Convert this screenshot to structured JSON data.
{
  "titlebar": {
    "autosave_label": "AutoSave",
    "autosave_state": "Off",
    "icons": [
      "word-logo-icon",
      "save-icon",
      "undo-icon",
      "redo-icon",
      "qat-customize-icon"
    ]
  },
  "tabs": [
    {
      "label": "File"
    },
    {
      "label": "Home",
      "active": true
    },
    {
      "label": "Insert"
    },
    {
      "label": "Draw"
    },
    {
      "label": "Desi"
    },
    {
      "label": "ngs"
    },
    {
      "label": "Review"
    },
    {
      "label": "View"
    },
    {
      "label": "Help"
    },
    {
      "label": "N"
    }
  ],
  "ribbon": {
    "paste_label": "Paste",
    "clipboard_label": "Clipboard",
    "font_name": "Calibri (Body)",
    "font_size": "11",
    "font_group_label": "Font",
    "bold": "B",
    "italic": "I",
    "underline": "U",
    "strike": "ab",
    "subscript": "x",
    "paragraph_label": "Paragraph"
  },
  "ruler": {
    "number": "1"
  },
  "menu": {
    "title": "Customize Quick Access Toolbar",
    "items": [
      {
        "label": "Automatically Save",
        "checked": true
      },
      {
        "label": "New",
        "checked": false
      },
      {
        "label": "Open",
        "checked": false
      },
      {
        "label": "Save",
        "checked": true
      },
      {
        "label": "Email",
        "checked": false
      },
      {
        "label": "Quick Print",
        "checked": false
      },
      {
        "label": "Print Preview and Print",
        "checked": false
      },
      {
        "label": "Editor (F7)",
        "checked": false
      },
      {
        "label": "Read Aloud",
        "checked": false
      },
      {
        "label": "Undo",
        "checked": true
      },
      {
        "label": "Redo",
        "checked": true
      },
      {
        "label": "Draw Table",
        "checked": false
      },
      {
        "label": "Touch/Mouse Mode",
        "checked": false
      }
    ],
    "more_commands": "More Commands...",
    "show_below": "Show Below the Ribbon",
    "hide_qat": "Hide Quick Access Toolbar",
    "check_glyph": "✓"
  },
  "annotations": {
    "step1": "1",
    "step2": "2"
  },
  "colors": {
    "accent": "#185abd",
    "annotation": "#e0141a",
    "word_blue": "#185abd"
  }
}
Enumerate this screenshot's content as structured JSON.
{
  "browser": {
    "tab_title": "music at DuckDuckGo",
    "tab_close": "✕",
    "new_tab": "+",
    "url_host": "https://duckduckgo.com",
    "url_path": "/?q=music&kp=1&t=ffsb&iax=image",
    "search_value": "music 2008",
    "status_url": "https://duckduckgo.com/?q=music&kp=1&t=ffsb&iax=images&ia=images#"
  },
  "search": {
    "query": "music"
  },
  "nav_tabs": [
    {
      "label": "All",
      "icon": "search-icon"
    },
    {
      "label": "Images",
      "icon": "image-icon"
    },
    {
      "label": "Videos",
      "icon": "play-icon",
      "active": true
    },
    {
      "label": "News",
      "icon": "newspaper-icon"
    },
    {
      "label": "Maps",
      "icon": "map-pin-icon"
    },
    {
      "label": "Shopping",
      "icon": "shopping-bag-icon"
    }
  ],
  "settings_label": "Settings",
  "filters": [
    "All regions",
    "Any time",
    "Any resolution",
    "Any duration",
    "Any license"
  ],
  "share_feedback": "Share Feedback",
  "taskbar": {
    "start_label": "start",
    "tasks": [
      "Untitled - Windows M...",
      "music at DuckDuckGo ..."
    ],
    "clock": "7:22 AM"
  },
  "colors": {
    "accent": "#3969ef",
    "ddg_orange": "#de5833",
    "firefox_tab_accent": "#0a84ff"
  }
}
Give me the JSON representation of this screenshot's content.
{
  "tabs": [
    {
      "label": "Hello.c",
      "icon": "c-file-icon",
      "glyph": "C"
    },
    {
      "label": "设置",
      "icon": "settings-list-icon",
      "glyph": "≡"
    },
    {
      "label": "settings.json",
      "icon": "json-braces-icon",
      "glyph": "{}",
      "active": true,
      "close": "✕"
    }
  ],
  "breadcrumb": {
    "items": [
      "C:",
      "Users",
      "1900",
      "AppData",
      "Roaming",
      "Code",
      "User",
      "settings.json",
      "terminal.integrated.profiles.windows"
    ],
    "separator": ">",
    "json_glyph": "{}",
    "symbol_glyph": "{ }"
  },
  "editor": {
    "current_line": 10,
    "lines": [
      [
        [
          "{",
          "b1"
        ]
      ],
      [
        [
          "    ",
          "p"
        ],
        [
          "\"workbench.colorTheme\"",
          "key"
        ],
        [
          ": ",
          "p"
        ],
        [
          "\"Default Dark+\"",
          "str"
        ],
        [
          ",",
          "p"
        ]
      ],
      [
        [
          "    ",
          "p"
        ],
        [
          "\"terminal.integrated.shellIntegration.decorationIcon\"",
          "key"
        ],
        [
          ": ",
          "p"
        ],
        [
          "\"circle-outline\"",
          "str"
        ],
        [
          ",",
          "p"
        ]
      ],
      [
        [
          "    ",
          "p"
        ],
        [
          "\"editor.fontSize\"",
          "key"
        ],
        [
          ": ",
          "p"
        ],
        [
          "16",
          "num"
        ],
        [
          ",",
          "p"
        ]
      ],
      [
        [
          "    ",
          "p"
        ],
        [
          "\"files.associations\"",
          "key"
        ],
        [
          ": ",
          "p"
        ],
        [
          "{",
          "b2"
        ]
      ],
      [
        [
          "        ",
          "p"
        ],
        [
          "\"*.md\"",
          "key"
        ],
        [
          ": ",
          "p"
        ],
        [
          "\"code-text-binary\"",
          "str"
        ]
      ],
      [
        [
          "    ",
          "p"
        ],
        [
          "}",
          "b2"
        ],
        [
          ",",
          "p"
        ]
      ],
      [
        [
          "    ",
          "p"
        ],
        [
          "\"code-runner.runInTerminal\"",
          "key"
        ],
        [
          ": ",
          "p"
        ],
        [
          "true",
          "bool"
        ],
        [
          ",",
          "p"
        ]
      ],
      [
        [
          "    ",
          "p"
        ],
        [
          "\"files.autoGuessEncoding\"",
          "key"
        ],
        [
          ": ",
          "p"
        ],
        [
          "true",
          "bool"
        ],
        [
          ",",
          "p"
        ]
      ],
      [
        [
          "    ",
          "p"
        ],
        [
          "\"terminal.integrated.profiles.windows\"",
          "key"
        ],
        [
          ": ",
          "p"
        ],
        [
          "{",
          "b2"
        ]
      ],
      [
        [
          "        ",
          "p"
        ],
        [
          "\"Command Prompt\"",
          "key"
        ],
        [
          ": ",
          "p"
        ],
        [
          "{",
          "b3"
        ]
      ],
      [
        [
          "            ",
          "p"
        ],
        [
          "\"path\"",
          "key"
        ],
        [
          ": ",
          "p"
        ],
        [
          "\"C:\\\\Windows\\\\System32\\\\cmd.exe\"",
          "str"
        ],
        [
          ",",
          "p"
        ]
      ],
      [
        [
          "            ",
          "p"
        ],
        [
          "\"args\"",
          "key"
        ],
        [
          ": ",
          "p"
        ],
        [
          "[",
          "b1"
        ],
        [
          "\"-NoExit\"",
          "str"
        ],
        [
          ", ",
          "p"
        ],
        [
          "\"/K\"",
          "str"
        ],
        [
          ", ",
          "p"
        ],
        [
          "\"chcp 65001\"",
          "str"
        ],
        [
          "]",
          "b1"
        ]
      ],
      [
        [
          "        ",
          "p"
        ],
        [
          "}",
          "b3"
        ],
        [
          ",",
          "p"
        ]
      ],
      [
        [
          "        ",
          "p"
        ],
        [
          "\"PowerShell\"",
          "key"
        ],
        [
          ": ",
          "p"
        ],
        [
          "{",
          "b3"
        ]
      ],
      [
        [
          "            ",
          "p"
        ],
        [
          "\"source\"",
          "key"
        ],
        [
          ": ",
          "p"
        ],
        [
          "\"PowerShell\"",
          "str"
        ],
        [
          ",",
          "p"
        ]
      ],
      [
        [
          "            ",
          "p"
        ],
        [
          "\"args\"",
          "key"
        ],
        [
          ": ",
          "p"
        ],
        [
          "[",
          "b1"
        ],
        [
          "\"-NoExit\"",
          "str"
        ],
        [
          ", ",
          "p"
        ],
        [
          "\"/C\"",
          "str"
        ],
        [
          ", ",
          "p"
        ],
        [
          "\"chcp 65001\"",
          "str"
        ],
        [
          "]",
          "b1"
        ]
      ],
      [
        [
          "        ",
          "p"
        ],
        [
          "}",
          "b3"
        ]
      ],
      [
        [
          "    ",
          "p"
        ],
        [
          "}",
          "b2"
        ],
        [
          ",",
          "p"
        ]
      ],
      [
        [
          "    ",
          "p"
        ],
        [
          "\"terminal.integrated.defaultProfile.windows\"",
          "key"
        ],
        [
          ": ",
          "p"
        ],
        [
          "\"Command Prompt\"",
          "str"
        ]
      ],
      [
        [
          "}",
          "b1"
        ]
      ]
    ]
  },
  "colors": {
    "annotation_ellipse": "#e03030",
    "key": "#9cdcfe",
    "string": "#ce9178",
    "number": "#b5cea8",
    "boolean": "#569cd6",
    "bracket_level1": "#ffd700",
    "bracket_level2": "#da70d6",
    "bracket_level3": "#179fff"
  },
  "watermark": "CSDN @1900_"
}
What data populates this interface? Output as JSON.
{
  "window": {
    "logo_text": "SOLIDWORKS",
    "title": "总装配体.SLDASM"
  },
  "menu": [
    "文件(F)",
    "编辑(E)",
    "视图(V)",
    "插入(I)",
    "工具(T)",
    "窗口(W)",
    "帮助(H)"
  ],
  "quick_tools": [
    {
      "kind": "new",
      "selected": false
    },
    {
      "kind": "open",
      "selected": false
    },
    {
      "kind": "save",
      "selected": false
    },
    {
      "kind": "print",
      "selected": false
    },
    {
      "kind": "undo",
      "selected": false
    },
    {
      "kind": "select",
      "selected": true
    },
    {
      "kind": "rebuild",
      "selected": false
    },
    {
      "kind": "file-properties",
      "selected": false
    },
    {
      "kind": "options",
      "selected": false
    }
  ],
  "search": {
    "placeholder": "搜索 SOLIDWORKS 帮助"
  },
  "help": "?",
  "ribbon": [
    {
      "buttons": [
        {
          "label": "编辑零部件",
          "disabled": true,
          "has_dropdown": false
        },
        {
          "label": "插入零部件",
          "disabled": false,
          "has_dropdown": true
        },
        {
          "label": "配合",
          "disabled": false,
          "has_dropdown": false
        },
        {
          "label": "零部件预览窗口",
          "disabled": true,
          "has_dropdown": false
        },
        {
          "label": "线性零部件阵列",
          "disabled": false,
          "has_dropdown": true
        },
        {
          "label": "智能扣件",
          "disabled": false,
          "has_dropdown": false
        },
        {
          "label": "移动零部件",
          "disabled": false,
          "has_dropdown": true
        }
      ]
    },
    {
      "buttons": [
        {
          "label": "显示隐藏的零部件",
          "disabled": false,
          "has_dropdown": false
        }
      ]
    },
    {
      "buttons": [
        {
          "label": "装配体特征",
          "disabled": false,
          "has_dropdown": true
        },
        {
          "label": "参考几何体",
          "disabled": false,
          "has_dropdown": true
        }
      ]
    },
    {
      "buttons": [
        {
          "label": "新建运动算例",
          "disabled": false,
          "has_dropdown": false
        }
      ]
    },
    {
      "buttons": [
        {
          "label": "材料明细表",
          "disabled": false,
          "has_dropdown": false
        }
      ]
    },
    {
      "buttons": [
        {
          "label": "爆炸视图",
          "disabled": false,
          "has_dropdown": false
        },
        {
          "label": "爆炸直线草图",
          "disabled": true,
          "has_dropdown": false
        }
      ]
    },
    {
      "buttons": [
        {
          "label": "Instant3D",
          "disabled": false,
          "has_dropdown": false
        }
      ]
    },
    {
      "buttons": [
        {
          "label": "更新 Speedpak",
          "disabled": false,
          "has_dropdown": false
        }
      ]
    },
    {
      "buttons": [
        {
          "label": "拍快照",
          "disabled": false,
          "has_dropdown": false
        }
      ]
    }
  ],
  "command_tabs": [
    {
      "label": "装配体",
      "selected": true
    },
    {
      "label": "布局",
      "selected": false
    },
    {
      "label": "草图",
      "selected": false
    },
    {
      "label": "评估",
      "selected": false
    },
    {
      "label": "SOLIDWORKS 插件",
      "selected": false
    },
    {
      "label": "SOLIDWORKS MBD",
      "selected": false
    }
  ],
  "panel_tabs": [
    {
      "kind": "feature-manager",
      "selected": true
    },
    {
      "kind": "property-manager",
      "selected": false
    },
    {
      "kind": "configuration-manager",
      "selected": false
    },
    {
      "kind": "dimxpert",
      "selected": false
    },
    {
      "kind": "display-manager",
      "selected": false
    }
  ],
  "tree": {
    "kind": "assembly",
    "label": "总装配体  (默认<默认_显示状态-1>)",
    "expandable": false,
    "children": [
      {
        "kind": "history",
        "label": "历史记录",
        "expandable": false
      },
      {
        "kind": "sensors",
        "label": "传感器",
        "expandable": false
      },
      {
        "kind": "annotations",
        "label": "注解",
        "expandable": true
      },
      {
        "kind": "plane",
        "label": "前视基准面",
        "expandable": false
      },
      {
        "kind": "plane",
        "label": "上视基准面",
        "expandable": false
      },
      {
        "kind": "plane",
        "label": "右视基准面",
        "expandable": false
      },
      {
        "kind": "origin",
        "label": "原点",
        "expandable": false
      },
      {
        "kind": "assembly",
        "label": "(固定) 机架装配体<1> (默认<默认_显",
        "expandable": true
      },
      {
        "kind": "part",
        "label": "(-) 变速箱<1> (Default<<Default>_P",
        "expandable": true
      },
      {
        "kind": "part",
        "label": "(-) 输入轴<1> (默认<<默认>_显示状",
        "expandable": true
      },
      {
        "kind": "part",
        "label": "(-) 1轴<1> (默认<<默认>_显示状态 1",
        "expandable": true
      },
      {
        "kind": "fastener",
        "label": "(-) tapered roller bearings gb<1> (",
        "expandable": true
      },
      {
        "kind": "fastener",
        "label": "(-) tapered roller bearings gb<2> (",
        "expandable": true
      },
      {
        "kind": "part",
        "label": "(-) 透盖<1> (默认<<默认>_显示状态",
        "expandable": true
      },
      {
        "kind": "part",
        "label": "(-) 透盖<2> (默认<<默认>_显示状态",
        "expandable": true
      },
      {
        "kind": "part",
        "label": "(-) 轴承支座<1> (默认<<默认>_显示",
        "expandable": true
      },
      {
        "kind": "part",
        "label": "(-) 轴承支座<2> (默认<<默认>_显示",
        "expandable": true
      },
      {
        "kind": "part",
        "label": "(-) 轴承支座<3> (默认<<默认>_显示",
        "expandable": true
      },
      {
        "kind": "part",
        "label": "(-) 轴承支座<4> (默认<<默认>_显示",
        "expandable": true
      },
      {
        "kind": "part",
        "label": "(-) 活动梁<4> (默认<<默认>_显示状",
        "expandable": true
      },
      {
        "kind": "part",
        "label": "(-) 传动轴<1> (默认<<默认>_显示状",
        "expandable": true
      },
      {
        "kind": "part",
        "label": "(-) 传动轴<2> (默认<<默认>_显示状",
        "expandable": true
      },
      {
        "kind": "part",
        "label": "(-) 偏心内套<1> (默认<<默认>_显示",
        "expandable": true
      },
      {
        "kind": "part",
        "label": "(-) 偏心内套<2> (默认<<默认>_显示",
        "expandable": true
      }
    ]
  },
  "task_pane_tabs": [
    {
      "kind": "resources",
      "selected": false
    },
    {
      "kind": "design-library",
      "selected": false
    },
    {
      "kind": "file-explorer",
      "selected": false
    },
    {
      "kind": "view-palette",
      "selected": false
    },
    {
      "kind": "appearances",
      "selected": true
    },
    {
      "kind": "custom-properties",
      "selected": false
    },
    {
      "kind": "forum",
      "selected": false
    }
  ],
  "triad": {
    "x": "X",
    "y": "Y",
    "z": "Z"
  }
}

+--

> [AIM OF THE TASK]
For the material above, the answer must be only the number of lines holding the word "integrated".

> [OUTPUT]
4